Due largely to a national recession and a slow start for gambling, the state’s budget remains awash in red, with as much as a $1.6 billion shortfall in the next fiscal year’s $13 billion operating budget and a structural deficit — the persistent difference between state revenue and state spending — of about $2 billion, legislative analysts say.
A committee of top legislators recently recommended that the governor shrink the structural deficit by at least one-third this year, meaning that O’Malley would need to reduce spending by about $667 million, in addition to closing the gap in the operating budget.
The governor has said that his fiscal 2012 spending plan, to be unveiled this month, reflects the “new normal” of more than 7 percent unemployment and lower revenue from income taxes and other sources. He has pledged not to introduce new or increased taxes, though he has said that he would be open to revenue proposals approved by the General Assembly.
In recent memos and conversations with agency leaders and advocates, state officials have revealed some of O’Malley’s options for cost savings.

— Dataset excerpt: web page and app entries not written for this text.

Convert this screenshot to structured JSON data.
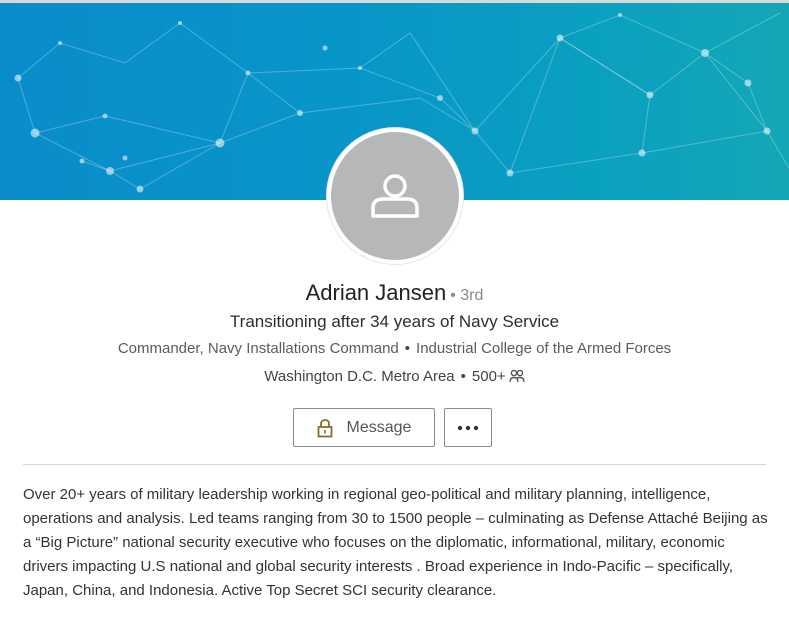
{
  "profile": {
    "name": "Adrian Jansen",
    "degree": "• 3rd",
    "headline": "Transitioning after 34 years of Navy Service",
    "current_position": "Commander, Navy Installations Command",
    "separator": "•",
    "education": "Industrial College of the Armed Forces",
    "location": "Washington D.C. Metro Area",
    "connections": "500+"
  },
  "actions": {
    "message_label": "Message",
    "more_label": "..."
  },
  "summary": {
    "text": "Over 20+ years of military leadership working in regional geo-political and military planning, intelligence, operations and analysis. Led teams ranging from 30 to 1500 people – culminating as Defense Attaché Beijing as a “Big Picture” national security executive who focuses on the diplomatic, informational, military, economic drivers impacting U.S national and global security interests . Broad experience in Indo-Pacific – specifically, Japan, China, and Indonesia. Active Top Secret SCI security clearance."
  },
  "icons": {
    "avatar": "person-silhouette-icon",
    "connections": "people-icon",
    "message": "lock-icon",
    "more": "ellipsis-icon"
  },
  "colors": {
    "banner_start": "#0a8ccb",
    "banner_end": "#13a7b6",
    "avatar_bg": "#b5b7b8",
    "lock_icon": "#8a6d2b"
  }
}
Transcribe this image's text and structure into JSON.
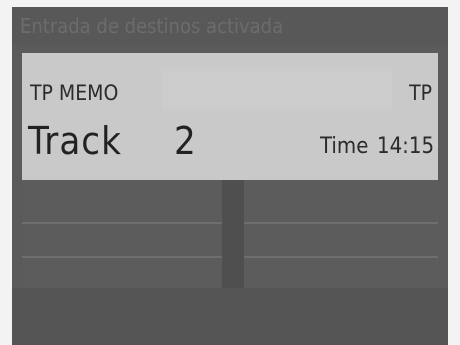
{
  "title_bar": {
    "text": "Entrada de destinos activada"
  },
  "panel": {
    "program_label": "TP MEMO",
    "tp_indicator": "TP",
    "track_label": "Track",
    "track_number": "2",
    "time_label": "Time",
    "time_value": "14:15"
  },
  "colors": {
    "screen_bg": "#5b5b5b",
    "panel_bg": "#c9c9c9",
    "text_dark": "#2b2b2b"
  }
}
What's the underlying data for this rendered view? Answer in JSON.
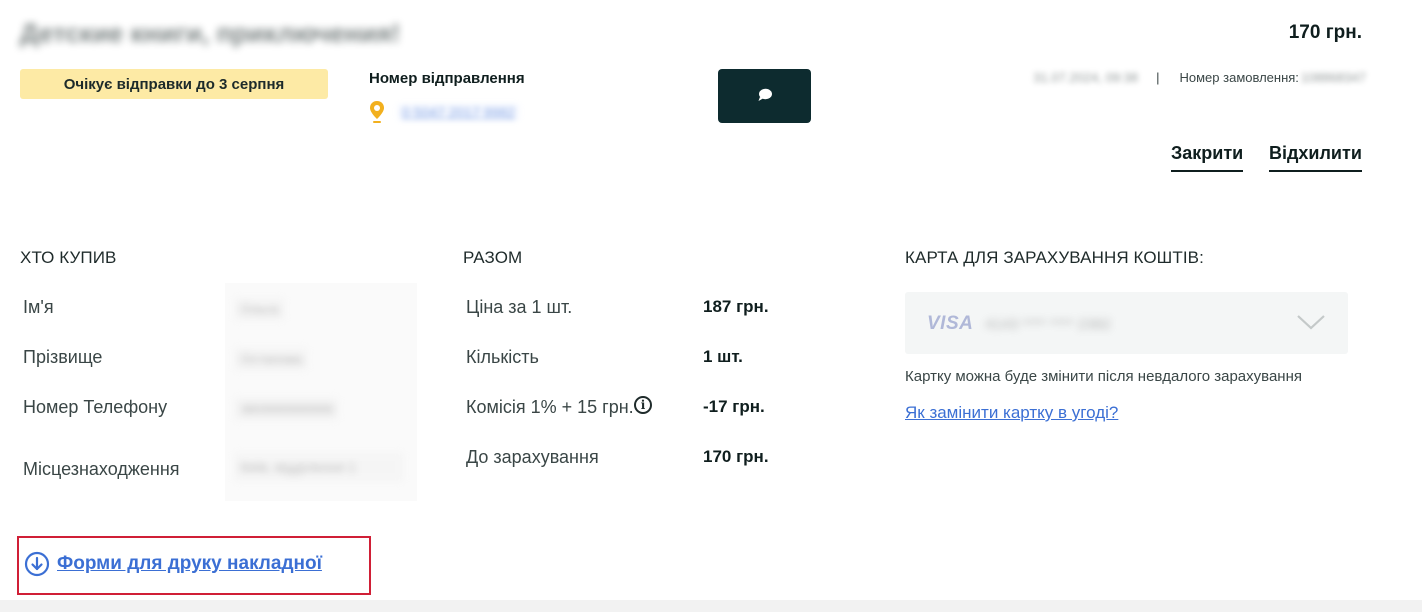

For the first time since taking office in 2007, the governor is considering cuts to education spending. One plan calls for an across-the-board 5 percent cut to K-12 schools. He also is trying to reduce the state work force through buyouts — or layoffs, if necessary — and might merge some agencies.
And there’s a movement to attack the unfunded pension liabilities, which could help drive down the structural deficit. O’Malley’s budget advisers have presented him with plans to reduce benefits to new state workers, and renegotiate with existing employees. Local governments or school boards might be asked to shoulder some of the teacher pension burden — an option the former Baltimore mayor has bristled at in past years.
“This is going to be the most difficult budget that this governor has ever proposed,” said Matt Gallagher, O’Malley’s chief of staff. “No one will be happy, but we have to figure out the fairest and most sustainable path.”
T. Eloise Foster, secretary of the Maryland Department of Budget and Taxation throughout O’Malley’s tenure, said the next budget will be particularly ugly because “there are no easy choices left to make.” In O’Malley’s first term, she said, the state cut $5.6 billion in spending.
The Sun also has a blog post from Julie Bykowicz comparing the dimensions of Maryland’s budget woes to those of other states. From that discussion:
The Washington-based Center on Budget and Policy Priorities recently summarized the woes this way: “The worst recession since the 1930s has caused the steepest decline in state tax receipts on record. State tax collections, adjusted for inflation, are now 12 percent below pre-recession levels… At least 46 states struggled to close shortfalls when adopting budgets for the current fiscal year.”
A chart compiled by the center shows projected fiscal 2012 deficits as a percentage of the total budget. Maryland’s $1.6 billion shortfall is about 12 percent of its budget. Illinois’ $17 billion is more than 50 percent. In total, state deficits amount to $112.7 billion — about 19 percent of total state spending.
The blog post includes a number of links to off-site sources of similar comparisons.